O'Connor was a noted short story writer in his own right as well as an essayist and literary critic. His central premise in this book, that short stories tend to arise out of "submerged populations" (i.e., minority groups, immigrants, etc.) may not have gained wide acceptance in academic circles, but that doesn't diminish the interest or the charm of this book in the least. It's a thoroughly fascinating examination of the short story as an art form, and a rollicking fun read to boot.
Much of the "fun" part comes from O'Connor's unabashed and delightfully expressed opinions. Here he is on one of Ernest Hemingway's short story classics:
"In 'The Short Happy Life of Francis Macomber' Francis runs away from a lion, which is what most sensible men would do if faced by a lion, and his wife promptly cuckolds him with the English manager of their big-game hunting expedition. As we all know, good wives admire nothing in a husband except his capacity to deal with lions, so we can sympathize with the poor woman in her trouble. [...] To say that the psychology of this story is childish would be to waste good words. [...] Clearly, it is the working out of a personal problem that for the vast majority of men and women has no validity whatever."
This may not represent the consensus opinion on Hemingway's story, but what fun it is to see someone stand up to the old pugilist and tweak his nose!
This is not to say that all of O'Connor's comments are snarky; he freely calls other Hemingway stories works of genius. And he bubbles over with enthusiasm when discussing many, many other authors as well.Read more ›
Most Recent Customer Reviews
THERE ARE SEVERAL STORIES EACH STORY IS BETTER THAN THE ONE BEFORE IT, I LOVE READING HIS WORK
IN SEVERAL STORIES I FELT LIKE IT WAS A FAMIY EXPERIENCE

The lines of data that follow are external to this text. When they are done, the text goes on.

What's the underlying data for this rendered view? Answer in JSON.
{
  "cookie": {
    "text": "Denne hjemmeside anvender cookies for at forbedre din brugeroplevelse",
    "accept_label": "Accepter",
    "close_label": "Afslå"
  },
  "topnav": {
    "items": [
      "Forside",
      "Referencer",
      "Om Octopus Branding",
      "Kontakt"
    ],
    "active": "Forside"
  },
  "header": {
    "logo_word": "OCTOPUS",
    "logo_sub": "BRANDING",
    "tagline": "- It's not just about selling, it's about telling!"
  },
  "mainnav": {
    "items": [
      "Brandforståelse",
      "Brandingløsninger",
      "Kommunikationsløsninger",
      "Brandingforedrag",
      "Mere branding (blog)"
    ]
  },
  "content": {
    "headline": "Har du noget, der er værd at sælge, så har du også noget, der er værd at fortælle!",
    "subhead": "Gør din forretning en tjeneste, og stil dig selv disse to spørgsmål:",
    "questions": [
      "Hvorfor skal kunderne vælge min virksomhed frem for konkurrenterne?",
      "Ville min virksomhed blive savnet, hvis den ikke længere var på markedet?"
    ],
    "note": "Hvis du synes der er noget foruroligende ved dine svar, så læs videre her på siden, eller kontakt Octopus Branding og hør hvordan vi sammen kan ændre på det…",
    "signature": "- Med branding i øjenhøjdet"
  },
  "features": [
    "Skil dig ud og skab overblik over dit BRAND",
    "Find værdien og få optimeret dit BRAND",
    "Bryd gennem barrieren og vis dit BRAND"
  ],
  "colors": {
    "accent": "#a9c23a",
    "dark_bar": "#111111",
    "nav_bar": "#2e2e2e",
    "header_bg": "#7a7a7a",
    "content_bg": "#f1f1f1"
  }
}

As a recent English(creative writing)graduate , I bought this book hoping it would be helpful in my endeavors to write a really solid short story for my grad school admissions. Read morePublished on August 21, 2013 by D. Lalley